Our Australian Digitised newspapers, provided free of charge by the National Library of Australia, are not only interesting and entertaining but provide a wealth of information for those researching family. This article from the 1927 Adelaide newspaper, “The Mail” is but one example of the value of this wonderful resource.
The Mail (Adelaide, SA : 1912 – 1954)
Saturday 27 August 1927page 1.
Finally the mystery of “the Anchor”, which had been embedded in sand on a southern South Australian beach for 73 years, was solved. It was indeed the abandoned anchor from the ill fated ship “The Nashwauk”, the Irish “bride ship” on which my 18 year old Great Great Grand-mother Susan Kelleher, and her sister Bridget, emigrated and was wrecked just 40 miles short of their destination. A witness, Mr Giles, confirmed the anchor was not that of the other nearby shipwreck, “The Star of Greece“.
For 73 years the Nashwauk Anchor lay abandoned near the shoreline until in 1927, the same years that the Roundhouse was constructed, the Noarlunga Council offered a reward for its recovery.
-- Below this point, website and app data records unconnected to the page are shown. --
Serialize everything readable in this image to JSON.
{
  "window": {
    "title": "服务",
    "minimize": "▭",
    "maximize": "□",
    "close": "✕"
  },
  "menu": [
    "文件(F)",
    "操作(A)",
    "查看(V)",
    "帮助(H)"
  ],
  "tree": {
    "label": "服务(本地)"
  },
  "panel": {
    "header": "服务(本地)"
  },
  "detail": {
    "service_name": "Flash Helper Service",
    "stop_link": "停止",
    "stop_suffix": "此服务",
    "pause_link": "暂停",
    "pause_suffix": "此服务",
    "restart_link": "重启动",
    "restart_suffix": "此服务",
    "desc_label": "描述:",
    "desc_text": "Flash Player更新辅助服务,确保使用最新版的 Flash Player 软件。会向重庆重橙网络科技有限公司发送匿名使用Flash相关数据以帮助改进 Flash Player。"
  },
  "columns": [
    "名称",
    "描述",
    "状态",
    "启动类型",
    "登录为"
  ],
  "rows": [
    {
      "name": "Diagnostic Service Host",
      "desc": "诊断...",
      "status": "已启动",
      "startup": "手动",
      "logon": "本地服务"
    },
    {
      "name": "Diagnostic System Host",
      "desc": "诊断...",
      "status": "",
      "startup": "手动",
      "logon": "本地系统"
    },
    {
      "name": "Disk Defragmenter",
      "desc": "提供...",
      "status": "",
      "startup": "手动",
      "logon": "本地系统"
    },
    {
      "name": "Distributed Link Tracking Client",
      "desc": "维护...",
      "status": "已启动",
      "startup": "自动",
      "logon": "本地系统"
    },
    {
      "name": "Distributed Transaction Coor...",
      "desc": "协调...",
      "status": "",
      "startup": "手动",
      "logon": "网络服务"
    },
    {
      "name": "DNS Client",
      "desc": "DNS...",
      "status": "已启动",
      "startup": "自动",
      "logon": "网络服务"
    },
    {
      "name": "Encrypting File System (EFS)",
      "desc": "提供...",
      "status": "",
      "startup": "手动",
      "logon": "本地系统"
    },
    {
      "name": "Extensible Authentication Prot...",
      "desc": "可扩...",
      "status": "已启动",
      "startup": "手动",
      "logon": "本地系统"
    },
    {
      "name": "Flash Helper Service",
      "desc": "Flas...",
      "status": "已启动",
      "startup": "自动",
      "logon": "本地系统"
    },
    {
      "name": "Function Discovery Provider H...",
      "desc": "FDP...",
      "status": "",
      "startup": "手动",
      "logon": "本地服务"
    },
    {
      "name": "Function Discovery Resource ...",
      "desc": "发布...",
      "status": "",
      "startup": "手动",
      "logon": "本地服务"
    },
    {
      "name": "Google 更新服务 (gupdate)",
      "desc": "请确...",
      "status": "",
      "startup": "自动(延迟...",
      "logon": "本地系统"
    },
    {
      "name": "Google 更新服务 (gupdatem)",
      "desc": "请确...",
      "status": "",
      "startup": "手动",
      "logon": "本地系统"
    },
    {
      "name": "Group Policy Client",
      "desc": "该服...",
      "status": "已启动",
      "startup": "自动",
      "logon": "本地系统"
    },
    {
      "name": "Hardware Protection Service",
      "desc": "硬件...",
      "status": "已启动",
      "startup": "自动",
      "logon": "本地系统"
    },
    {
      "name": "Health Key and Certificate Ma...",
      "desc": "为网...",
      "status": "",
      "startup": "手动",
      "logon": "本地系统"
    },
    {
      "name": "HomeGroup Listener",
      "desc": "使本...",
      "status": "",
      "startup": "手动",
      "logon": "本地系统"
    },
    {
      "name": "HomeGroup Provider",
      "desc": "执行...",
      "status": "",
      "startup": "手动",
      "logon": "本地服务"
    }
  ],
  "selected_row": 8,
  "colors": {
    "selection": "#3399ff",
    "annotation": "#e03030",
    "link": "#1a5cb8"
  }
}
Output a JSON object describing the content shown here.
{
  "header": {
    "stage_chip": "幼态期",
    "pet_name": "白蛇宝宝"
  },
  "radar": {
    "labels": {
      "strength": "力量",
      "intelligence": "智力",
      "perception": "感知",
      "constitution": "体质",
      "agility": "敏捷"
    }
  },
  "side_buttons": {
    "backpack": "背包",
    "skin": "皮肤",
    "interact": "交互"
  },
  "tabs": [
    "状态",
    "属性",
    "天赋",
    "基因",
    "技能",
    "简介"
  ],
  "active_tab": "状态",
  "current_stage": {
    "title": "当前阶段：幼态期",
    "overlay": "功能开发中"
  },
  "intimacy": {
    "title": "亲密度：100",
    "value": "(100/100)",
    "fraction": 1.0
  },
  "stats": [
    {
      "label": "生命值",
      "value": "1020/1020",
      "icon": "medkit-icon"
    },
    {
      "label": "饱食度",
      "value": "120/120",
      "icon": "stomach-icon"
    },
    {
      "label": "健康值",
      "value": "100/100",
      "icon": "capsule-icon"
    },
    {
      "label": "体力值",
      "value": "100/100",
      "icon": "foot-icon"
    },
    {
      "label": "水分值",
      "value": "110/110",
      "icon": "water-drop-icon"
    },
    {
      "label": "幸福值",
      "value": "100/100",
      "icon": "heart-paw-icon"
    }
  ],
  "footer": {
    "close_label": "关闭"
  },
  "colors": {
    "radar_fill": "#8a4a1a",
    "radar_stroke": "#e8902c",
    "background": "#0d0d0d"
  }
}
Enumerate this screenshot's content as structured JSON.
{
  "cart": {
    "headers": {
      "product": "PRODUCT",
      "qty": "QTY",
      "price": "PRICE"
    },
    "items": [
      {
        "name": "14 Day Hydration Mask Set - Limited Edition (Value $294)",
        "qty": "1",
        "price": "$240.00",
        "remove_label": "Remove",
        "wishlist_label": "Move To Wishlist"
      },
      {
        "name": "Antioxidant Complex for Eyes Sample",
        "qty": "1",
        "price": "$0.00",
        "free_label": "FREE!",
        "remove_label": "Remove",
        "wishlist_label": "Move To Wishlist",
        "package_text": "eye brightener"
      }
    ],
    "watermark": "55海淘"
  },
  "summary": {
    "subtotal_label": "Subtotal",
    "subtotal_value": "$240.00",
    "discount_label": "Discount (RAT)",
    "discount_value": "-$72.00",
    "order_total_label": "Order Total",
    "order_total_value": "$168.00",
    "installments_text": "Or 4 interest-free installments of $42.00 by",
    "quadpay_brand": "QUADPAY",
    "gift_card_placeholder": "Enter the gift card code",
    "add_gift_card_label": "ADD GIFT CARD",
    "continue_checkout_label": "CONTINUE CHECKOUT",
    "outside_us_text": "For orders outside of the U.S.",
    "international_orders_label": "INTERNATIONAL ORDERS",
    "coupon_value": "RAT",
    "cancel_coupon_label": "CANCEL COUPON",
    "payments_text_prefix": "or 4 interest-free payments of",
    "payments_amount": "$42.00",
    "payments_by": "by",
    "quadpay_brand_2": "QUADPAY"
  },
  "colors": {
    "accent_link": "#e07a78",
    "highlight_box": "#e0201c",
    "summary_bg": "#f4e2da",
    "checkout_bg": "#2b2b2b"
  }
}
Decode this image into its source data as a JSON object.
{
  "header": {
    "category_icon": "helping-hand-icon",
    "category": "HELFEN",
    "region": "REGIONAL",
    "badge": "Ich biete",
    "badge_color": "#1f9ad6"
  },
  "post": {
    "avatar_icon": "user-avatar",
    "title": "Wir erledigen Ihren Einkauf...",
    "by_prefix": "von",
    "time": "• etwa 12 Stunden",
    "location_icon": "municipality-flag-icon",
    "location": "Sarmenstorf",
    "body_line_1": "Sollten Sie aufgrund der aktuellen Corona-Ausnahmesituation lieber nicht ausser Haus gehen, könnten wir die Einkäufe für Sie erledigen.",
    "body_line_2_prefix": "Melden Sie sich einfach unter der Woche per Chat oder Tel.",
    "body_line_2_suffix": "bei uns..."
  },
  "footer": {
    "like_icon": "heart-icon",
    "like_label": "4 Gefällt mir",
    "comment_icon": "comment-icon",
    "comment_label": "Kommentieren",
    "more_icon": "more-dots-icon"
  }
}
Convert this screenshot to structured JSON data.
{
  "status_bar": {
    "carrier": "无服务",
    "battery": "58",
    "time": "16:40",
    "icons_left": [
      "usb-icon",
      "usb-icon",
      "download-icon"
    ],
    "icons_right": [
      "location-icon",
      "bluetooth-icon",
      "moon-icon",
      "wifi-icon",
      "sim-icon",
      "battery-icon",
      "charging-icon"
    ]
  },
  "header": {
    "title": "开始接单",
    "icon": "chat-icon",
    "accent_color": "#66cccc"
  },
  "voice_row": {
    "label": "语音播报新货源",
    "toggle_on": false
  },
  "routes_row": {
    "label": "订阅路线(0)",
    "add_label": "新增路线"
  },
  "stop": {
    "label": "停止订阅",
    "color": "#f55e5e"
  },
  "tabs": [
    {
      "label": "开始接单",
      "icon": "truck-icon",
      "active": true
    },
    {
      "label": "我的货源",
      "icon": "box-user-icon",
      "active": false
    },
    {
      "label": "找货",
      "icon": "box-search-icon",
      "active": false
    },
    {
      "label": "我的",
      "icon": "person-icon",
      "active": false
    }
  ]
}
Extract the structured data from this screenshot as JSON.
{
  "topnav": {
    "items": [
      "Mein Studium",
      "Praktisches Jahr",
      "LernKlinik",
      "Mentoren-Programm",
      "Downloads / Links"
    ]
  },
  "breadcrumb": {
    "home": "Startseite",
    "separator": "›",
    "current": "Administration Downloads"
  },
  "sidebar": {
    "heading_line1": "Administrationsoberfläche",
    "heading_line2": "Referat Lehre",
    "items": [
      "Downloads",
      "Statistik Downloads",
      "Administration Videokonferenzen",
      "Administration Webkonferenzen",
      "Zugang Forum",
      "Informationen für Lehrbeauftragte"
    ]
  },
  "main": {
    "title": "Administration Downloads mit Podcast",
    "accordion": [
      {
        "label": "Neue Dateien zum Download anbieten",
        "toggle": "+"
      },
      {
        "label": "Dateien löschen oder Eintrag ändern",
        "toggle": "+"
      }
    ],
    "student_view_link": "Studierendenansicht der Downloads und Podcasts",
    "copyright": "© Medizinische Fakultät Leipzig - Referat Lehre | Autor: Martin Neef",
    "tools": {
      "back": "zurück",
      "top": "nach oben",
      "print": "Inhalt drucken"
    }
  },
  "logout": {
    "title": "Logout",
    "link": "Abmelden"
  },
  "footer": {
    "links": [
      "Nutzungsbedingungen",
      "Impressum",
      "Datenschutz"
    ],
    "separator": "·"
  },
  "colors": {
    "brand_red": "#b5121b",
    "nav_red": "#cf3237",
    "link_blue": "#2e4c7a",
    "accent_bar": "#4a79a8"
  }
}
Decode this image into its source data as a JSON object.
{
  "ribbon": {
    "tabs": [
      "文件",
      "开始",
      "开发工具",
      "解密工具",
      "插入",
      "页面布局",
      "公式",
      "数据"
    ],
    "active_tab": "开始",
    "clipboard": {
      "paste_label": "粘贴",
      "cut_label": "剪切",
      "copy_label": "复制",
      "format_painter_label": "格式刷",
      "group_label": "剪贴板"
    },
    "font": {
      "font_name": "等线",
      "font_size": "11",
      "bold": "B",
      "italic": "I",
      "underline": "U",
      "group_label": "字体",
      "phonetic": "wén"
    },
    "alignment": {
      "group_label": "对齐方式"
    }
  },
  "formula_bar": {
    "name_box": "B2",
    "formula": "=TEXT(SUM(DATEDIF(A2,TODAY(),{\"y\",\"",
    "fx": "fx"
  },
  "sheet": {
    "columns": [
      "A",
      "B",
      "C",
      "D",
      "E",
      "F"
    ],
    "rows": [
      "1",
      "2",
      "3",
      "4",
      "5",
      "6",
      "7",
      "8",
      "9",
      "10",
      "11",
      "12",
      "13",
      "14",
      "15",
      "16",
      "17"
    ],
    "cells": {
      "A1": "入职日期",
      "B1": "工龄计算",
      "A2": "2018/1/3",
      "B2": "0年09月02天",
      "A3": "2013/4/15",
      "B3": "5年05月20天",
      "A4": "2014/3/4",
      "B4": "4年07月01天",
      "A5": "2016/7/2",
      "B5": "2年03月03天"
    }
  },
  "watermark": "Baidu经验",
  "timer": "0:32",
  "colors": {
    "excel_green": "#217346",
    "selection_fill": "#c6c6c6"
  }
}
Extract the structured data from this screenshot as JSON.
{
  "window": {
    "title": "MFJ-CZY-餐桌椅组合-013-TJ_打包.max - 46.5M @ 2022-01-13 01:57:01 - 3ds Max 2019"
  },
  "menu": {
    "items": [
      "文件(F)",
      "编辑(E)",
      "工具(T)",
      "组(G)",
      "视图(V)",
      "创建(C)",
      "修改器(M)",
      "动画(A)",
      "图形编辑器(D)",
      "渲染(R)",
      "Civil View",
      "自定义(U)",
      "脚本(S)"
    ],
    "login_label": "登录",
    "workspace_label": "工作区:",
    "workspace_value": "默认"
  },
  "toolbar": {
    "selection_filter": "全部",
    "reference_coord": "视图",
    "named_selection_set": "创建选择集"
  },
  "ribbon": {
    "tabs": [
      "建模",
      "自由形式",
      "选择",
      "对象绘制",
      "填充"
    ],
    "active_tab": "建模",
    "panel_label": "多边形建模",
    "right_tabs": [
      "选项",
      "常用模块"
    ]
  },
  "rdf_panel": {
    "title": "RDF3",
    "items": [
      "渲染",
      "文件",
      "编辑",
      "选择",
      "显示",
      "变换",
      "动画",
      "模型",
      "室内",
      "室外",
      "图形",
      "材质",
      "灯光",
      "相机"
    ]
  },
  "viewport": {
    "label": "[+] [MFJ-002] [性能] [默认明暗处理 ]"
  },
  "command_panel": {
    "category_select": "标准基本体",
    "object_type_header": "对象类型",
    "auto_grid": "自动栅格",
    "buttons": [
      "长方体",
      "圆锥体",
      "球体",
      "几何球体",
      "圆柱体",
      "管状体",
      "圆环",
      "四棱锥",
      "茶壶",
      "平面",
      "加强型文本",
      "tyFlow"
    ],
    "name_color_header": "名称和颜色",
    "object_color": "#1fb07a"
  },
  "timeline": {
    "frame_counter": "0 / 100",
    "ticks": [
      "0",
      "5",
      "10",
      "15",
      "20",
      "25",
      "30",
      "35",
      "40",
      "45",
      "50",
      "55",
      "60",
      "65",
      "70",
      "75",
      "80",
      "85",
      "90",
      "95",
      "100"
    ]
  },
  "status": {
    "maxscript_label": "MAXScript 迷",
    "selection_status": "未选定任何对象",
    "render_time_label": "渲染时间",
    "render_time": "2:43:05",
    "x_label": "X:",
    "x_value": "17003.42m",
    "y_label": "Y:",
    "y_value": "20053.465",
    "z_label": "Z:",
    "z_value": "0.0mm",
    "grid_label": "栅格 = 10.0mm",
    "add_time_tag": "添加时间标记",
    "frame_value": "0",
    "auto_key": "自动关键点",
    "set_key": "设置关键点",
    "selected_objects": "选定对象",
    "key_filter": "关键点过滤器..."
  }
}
Local residents, Mr Robinson, his brother, son and three of their horses successfully completed the task.
“Mr. Robinson said that one day in about every two years the anchor of the Nashwauk used to become visible about 50 yards from the shore off Moana, and when, in May of this year, he noticed the anchor showing, he decided that he would endeavor to reclaim it. With his brother and son and three horses he set about the task, and after five or six hours of strenuous effort was successful. The anchor of the Nashwauk is 11. ft. long and weighs several tons, but Lake Beach Estate, Limited, which is developing Moana, has decided to transport it another hundred yards, and set it upon a pedestal to remain a link with history for all time. A concrete base to take the huge anchor has already been constructed.”
Click to enlarge
As the area developed the iconic Roundhouse was demolished the Anchor moved, from its grand plinth on the foreshore, and embedded in a slab of concrete in the Moana Caravan Park. Although no longer the grand monument to Irish Immigration, and the settlement of South Australia, but rusting away behind boom gates. However, at least it survived and for that we’re very grateful.
Nashwauk Anchor before restoration
In 2010 the curator of the Exhibition – “Not Just Ned – A True History of Irish Settlement in Australia” Dr Reid, borrowed the ”Nashwauk Anchor” had it restored by the Australian National Museum and placed this iconic relic on display in Canberra. It’s now back in South Australia, the public is being consulted re: its placement. Many are calling for it to go back to its original spot, in the caravan park, totally unaware its unique history. The original display site of the “Nashwauk Anchor” was never the Moana Caravan Park but on the foreshore, alongside the iconic Roundhouse which unfortunately was demolished in 2006.
This article, in the 1927 copy of “The Mail”, is but one of the many which describe these events, can be accessed on-line and are there to “set the record straight” so the decision makers have the correct facts upon which to base their decision.
I LOVE YOU TROVE!!!
Public consultation of the placement of the restored Anchor is just that… “public“. You do not need to live in the area to provide feedback and if you are of Irish descent and especially if your Ancestors were immigrants on the “Nashwauk” you are an “interested person” and entitled to contribute your opinion.
Only problem is, if you wish to give feedback, that there is a very tight time-line and responses need to be in by this Friday, 3 May 2013… however, with the wonders of modern technology you can quickly and easily contribute. Just click HERE to access my post where you’ll find the link to provide on-line feedback.
To read the very detailed and informative Newspaper article, quoted here, just click on this link: http://trove.nla.gov.au/ndp/del/page/5291051
For other fascinating articles on the wreck, the enquiry and the Anchor just go to TROVE and do a search…
Copyright © 2013. Catherine Ann Crout-Habel